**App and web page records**
━━━━━━━━

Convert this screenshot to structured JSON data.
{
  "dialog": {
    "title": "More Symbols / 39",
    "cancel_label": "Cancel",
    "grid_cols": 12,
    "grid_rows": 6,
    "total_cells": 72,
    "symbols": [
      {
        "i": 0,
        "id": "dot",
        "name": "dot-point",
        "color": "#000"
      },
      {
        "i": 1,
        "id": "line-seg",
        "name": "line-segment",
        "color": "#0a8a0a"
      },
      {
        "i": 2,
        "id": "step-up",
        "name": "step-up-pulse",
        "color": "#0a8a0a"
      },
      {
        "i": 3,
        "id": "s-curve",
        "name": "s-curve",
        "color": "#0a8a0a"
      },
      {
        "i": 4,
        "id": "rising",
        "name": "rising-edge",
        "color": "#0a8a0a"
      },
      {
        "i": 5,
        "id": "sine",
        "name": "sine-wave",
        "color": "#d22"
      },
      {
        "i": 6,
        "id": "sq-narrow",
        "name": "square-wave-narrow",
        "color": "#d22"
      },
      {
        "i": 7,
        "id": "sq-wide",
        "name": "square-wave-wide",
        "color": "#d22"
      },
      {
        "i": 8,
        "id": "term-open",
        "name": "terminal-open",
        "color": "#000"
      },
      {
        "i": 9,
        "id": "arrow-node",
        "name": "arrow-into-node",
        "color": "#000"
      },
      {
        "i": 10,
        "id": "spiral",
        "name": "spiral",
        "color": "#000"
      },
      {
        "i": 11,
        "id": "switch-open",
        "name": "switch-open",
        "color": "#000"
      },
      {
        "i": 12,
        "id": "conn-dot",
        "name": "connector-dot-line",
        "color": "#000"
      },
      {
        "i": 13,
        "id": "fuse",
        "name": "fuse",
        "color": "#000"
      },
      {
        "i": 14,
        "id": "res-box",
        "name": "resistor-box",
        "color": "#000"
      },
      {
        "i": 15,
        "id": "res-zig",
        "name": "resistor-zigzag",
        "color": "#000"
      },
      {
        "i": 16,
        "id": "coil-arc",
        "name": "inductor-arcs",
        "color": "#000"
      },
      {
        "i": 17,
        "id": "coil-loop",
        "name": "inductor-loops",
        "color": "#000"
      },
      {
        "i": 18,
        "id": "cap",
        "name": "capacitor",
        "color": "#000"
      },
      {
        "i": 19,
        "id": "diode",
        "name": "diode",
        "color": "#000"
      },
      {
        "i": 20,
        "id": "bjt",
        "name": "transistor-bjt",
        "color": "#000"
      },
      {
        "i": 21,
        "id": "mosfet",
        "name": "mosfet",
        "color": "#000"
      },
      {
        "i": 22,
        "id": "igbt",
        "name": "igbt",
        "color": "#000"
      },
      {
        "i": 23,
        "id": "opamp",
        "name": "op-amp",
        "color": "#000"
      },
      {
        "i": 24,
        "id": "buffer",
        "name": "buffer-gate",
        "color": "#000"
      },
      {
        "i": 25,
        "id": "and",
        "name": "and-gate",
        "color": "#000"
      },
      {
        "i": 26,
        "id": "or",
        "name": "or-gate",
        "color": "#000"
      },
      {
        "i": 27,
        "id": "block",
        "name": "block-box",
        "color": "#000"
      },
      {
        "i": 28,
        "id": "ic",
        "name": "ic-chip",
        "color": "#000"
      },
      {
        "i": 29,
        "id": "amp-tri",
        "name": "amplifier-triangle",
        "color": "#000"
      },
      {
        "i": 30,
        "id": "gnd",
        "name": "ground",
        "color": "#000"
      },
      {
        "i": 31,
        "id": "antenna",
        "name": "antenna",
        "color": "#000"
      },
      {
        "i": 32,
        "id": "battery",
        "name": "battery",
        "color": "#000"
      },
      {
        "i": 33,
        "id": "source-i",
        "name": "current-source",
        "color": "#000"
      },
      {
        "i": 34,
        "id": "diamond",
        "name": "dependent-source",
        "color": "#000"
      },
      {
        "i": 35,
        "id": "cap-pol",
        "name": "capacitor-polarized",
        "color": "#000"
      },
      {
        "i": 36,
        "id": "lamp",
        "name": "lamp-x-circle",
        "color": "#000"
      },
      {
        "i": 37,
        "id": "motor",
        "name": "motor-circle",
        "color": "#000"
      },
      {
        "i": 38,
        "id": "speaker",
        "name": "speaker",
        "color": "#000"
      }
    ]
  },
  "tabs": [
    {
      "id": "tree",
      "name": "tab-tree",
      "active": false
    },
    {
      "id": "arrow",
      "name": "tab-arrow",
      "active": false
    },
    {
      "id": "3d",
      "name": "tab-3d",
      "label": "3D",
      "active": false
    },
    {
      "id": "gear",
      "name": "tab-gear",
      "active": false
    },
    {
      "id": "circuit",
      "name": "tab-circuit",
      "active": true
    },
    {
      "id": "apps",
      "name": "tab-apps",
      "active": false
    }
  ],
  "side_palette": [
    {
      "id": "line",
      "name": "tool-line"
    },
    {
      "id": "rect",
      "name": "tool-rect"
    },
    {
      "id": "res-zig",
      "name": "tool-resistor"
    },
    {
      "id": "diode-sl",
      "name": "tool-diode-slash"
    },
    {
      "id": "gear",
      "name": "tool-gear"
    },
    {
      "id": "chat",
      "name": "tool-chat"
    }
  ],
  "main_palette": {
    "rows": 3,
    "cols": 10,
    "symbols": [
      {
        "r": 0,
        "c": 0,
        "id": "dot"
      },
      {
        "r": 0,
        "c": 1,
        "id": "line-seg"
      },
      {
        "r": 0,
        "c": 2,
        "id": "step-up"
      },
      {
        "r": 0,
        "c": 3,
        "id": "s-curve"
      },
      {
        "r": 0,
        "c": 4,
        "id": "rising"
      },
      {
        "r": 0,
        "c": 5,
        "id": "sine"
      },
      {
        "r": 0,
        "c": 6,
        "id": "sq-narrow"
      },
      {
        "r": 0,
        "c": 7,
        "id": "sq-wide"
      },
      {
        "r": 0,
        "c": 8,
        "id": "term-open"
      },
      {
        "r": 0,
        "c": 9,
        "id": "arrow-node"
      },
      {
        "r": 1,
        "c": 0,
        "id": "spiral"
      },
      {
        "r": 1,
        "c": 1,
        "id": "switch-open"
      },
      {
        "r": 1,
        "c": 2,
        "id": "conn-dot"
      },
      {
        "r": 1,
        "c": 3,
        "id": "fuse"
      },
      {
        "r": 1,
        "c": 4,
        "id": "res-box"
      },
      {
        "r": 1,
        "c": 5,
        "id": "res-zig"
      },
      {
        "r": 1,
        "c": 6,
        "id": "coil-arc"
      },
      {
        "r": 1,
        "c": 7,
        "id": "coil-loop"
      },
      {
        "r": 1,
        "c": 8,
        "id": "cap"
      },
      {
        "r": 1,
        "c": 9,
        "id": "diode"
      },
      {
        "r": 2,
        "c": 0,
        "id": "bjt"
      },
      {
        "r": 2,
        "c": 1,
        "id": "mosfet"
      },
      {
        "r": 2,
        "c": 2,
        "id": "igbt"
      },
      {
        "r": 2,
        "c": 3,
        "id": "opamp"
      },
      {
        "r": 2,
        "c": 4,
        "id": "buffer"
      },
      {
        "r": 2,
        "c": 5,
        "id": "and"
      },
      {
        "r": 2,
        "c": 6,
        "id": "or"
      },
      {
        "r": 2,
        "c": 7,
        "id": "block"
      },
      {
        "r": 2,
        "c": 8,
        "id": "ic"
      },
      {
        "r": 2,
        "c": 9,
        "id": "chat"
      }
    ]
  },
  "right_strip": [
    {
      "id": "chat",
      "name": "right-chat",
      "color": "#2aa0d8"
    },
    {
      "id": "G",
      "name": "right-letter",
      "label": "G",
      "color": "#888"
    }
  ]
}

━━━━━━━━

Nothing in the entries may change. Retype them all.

Convert this screenshot to structured JSON data.
{
  "dialog": {
    "title": "More Symbols / 39",
    "cancel_label": "Cancel",
    "grid_cols": 12,
    "grid_rows": 6,
    "total_cells": 72,
    "symbols": [
      {
        "i": 0,
        "id": "dot",
        "name": "dot-point",
        "color": "#000"
      },
      {
        "i": 1,
        "id": "line-seg",
        "name": "line-segment",
        "color": "#0a8a0a"
      },
      {
        "i": 2,
        "id": "step-up",
        "name": "step-up-pulse",
        "color": "#0a8a0a"
      },
      {
        "i": 3,
        "id": "s-curve",
        "name": "s-curve",
        "color": "#0a8a0a"
      },
      {
        "i": 4,
        "id": "rising",
        "name": "rising-edge",
        "color": "#0a8a0a"
      },
      {
        "i": 5,
        "id": "sine",
        "name": "sine-wave",
        "color": "#d22"
      },
      {
        "i": 6,
        "id": "sq-narrow",
        "name": "square-wave-narrow",
        "color": "#d22"
      },
      {
        "i": 7,
        "id": "sq-wide",
        "name": "square-wave-wide",
        "color": "#d22"
      },
      {
        "i": 8,
        "id": "term-open",
        "name": "terminal-open",
        "color": "#000"
      },
      {
        "i": 9,
        "id": "arrow-node",
        "name": "arrow-into-node",
        "color": "#000"
      },
      {
        "i": 10,
        "id": "spiral",
        "name": "spiral",
        "color": "#000"
      },
      {
        "i": 11,
        "id": "switch-open",
        "name": "switch-open",
        "color": "#000"
      },
      {
        "i": 12,
        "id": "conn-dot",
        "name": "connector-dot-line",
        "color": "#000"
      },
      {
        "i": 13,
        "id": "fuse",
        "name": "fuse",
        "color": "#000"
      },
      {
        "i": 14,
        "id": "res-box",
        "name": "resistor-box",
        "color": "#000"
      },
      {
        "i": 15,
        "id": "res-zig",
        "name": "resistor-zigzag",
        "color": "#000"
      },
      {
        "i": 16,
        "id": "coil-arc",
        "name": "inductor-arcs",
        "color": "#000"
      },
      {
        "i": 17,
        "id": "coil-loop",
        "name": "inductor-loops",
        "color": "#000"
      },
      {
        "i": 18,
        "id": "cap",
        "name": "capacitor",
        "color": "#000"
      },
      {
        "i": 19,
        "id": "diode",
        "name": "diode",
        "color": "#000"
      },
      {
        "i": 20,
        "id": "bjt",
        "name": "transistor-bjt",
        "color": "#000"
      },
      {
        "i": 21,
        "id": "mosfet",
        "name": "mosfet",
        "color": "#000"
      },
      {
        "i": 22,
        "id": "igbt",
        "name": "igbt",
        "color": "#000"
      },
      {
        "i": 23,
        "id": "opamp",
        "name": "op-amp",
        "color": "#000"
      },
      {
        "i": 24,
        "id": "buffer",
        "name": "buffer-gate",
        "color": "#000"
      },
      {
        "i": 25,
        "id": "and",
        "name": "and-gate",
        "color": "#000"
      },
      {
        "i": 26,
        "id": "or",
        "name": "or-gate",
        "color": "#000"
      },
      {
        "i": 27,
        "id": "block",
        "name": "block-box",
        "color": "#000"
      },
      {
        "i": 28,
        "id": "ic",
        "name": "ic-chip",
        "color": "#000"
      },
      {
        "i": 29,
        "id": "amp-tri",
        "name": "amplifier-triangle",
        "color": "#000"
      },
      {
        "i": 30,
        "id": "gnd",
        "name": "ground",
        "color": "#000"
      },
      {
        "i": 31,
        "id": "antenna",
        "name": "antenna",
        "color": "#000"
      },
      {
        "i": 32,
        "id": "battery",
        "name": "battery",
        "color": "#000"
      },
      {
        "i": 33,
        "id": "source-i",
        "name": "current-source",
        "color": "#000"
      },
      {
        "i": 34,
        "id": "diamond",
        "name": "dependent-source",
        "color": "#000"
      },
      {
        "i": 35,
        "id": "cap-pol",
        "name": "capacitor-polarized",
        "color": "#000"
      },
      {
        "i": 36,
        "id": "lamp",
        "name": "lamp-x-circle",
        "color": "#000"
      },
      {
        "i": 37,
        "id": "motor",
        "name": "motor-circle",
        "color": "#000"
      },
      {
        "i": 38,
        "id": "speaker",
        "name": "speaker",
        "color": "#000"
      }
    ]
  },
  "tabs": [
    {
      "id": "tree",
      "name": "tab-tree",
      "active": false
    },
    {
      "id": "arrow",
      "name": "tab-arrow",
      "active": false
    },
    {
      "id": "3d",
      "name": "tab-3d",
      "label": "3D",
      "active": false
    },
    {
      "id": "gear",
      "name": "tab-gear",
      "active": false
    },
    {
      "id": "circuit",
      "name": "tab-circuit",
      "active": true
    },
    {
      "id": "apps",
      "name": "tab-apps",
      "active": false
    }
  ],
  "side_palette": [
    {
      "id": "line",
      "name": "tool-line"
    },
    {
      "id": "rect",
      "name": "tool-rect"
    },
    {
      "id": "res-zig",
      "name": "tool-resistor"
    },
    {
      "id": "diode-sl",
      "name": "tool-diode-slash"
    },
    {
      "id": "gear",
      "name": "tool-gear"
    },
    {
      "id": "chat",
      "name": "tool-chat"
    }
  ],
  "main_palette": {
    "rows": 3,
    "cols": 10,
    "symbols": [
      {
        "r": 0,
        "c": 0,
        "id": "dot"
      },
      {
        "r": 0,
        "c": 1,
        "id": "line-seg"
      },
      {
        "r": 0,
        "c": 2,
        "id": "step-up"
      },
      {
        "r": 0,
        "c": 3,
        "id": "s-curve"
      },
      {
        "r": 0,
        "c": 4,
        "id": "rising"
      },
      {
        "r": 0,
        "c": 5,
        "id": "sine"
      },
      {
        "r": 0,
        "c": 6,
        "id": "sq-narrow"
      },
      {
        "r": 0,
        "c": 7,
        "id": "sq-wide"
      },
      {
        "r": 0,
        "c": 8,
        "id": "term-open"
      },
      {
        "r": 0,
        "c": 9,
        "id": "arrow-node"
      },
      {
        "r": 1,
        "c": 0,
        "id": "spiral"
      },
      {
        "r": 1,
        "c": 1,
        "id": "switch-open"
      },
      {
        "r": 1,
        "c": 2,
        "id": "conn-dot"
      },
      {
        "r": 1,
        "c": 3,
        "id": "fuse"
      },
      {
        "r": 1,
        "c": 4,
        "id": "res-box"
      },
      {
        "r": 1,
        "c": 5,
        "id": "res-zig"
      },
      {
        "r": 1,
        "c": 6,
        "id": "coil-arc"
      },
      {
        "r": 1,
        "c": 7,
        "id": "coil-loop"
      },
      {
        "r": 1,
        "c": 8,
        "id": "cap"
      },
      {
        "r": 1,
        "c": 9,
        "id": "diode"
      },
      {
        "r": 2,
        "c": 0,
        "id": "bjt"
      },
      {
        "r": 2,
        "c": 1,
        "id": "mosfet"
      },
      {
        "r": 2,
        "c": 2,
        "id": "igbt"
      },
      {
        "r": 2,
        "c": 3,
        "id": "opamp"
      },
      {
        "r": 2,
        "c": 4,
        "id": "buffer"
      },
      {
        "r": 2,
        "c": 5,
        "id": "and"
      },
      {
        "r": 2,
        "c": 6,
        "id": "or"
      },
      {
        "r": 2,
        "c": 7,
        "id": "block"
      },
      {
        "r": 2,
        "c": 8,
        "id": "ic"
      },
      {
        "r": 2,
        "c": 9,
        "id": "chat"
      }
    ]
  },
  "right_strip": [
    {
      "id": "chat",
      "name": "right-chat",
      "color": "#2aa0d8"
    },
    {
      "id": "G",
      "name": "right-letter",
      "label": "G",
      "color": "#888"
    }
  ]
}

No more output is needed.